Q&A with Hannah Wittman on how COVID-19 is affecting food systems

May 5, 2020

Since long before restaurants began shutting down due to social distancing measures around the COVID-19 pandemic, Peter Wall Institute Associate Hannah Wittman has been researching better ways to put food on tables in British Columbia and around the world.

Wittman is a professor in UBC’s Faculty of Land and Food Systems and the academic director of the Centre for Sustainable Food Systems at UBC Farm. She was also the co-principle investigator for a 2019 Wall Institute funded International Research Roundtable that examined the links between food security and biodiversity conservation in the 21st century. Today, this research has gained new urgency in light of massive challenges not just in the ways we shop and eat locally, but also for the future of food security and justice in global food systems.

The Peter Wall Institute caught up with Wittman to discuss how the changes taking place are crystalizing issues around food system sustainability and what consumers can do to support a better future.

PWIAS: How is COVID-19 affecting food systems?

Hannah Wittman: COVID has very quickly affected every part of the food system. Many consumers, and the media, are concerned about bottlenecks along the supply chain, leading to perceptions of food shortages and temporary price increases in certain products. These made it easy to see some serious pre-existing structural cracks in our global and local food systems.

It’s important to look beyond the headlines. Not just in B.C., but globally, much of our regional food supply was aimed at the food services sector—cafeterias, restaurants, and school lunch programs. In the same day, you’ll see an article about empty shelves in the supermarket and then an article about farmers dumping milk down the drain or plowing in vegetables. For some food products, we don’t have enough local storage and processing capacity to absorb and re-distribute production that had been destined for the food service market into the consumer market. Retailers and distributors are making rapid adjustments to fill this gap. Farmers are also organizing to reach more local consumers through community supported agriculture, farmers markets, and direct-market distribution chains.

Beyond these initial supply chain disruptions, there are more important and long-term concerns about rising rates of food insecurity, particularly from reduced income due to unemployment. Prior to COVID-19, 1 in 8 Canadians were already experiencing food insecurity—this number is expected to rise drastically. And globally, the number of people in severe food crisis is expected to double due to COVID-19. Even if food supply chains stabilize—most experts suggest that widespread shortages of most food products are unlikely in the short term—loss of income for both farmers and consumers will have an additional ripple effect on agricultural supply systems.

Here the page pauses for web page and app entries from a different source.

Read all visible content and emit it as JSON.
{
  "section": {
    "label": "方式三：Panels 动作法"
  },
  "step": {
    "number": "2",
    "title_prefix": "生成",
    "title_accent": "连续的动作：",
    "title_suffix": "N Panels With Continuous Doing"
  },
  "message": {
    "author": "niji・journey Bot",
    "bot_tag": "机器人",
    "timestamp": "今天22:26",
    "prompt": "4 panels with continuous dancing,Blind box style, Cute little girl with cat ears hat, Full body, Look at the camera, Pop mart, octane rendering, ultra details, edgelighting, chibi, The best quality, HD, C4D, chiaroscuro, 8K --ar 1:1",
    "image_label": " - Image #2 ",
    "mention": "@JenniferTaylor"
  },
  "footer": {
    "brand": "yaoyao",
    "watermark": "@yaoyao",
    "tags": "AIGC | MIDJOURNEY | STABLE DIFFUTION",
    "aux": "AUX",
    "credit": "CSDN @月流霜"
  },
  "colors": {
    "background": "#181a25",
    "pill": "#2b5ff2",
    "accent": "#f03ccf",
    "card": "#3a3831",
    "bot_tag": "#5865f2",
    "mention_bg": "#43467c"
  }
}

PWIAS: How do labour practises figure in?

HW: Many farms depend on seasonal agricultural workers, and many of them are concerned about their ability to hire workers that need to travel to our region, while ensuring working conditions that are safe for them. A recent outbreak amongst farm workers at a nursery in Kelowna is just one example.

Given the appalling conditions faced by many farmworkers, especially in food processing facilities, it is more clear than ever that farms and food processing facilities must develop long-needed improvements in worker-safety, housing, wages and health precautions to prevent the collapse of agricultural production systems.

UBC Farm is able to continue to grow food because we have a safety plan that ensures that people are able to safely work in physically distant ways. But other parts of the agricultural system face different challenges for worker safety. In the meat packing industry, people often work shoulder to shoulder and concentration in ownership of packing facilities means that when one centralized facility shuts down due to a COVID-19 outbreak, farmers face limited options for where to sell their livestock. Supply shortages and rising prices are a short term outcome of this concentration in the system.

PWIAS: What possibilities for change might exist in this massive restructuring?

HW: We need to go back to the basics:  to build a food system based on sustainability, human rights, workers’ rights and nutritious diets. Our research has shown that a sustainable, resilient food system involves food sovereignty—a system that builds up regional food production capacity, connects to consumer markets and trade regimes in fair and equitable ways, that supports farmer and farmworker livelihoods and respects Indigenous food systems. 

We’re not suggesting that any one community needs to produce all of its food locally or that everyone needs to start gardening. We need a system that’s dynamic and flexible enough that it can respond to crises like this, so if one part of the system breaks down, other actors can fill the gap. When you have a highly vertically integrated and concentrated food system, cracks in one part of the supply chain reverberate to the whole sector. COVID-19 has really shown us that.

PWIAS: What might we as consumers do to support sustainable food systems?

HW: Consumers can learn more about where local food is coming from and create relationships with their regional and local supply chains. Farmer’s markets across BC have started online stores so you can make an order ahead of time. They’ve restructured markets to enable physical distancing. Consumers can also engage in food systems policy work to improve our regional capacity for resilient food systems. Our voices count, in addition to our forks!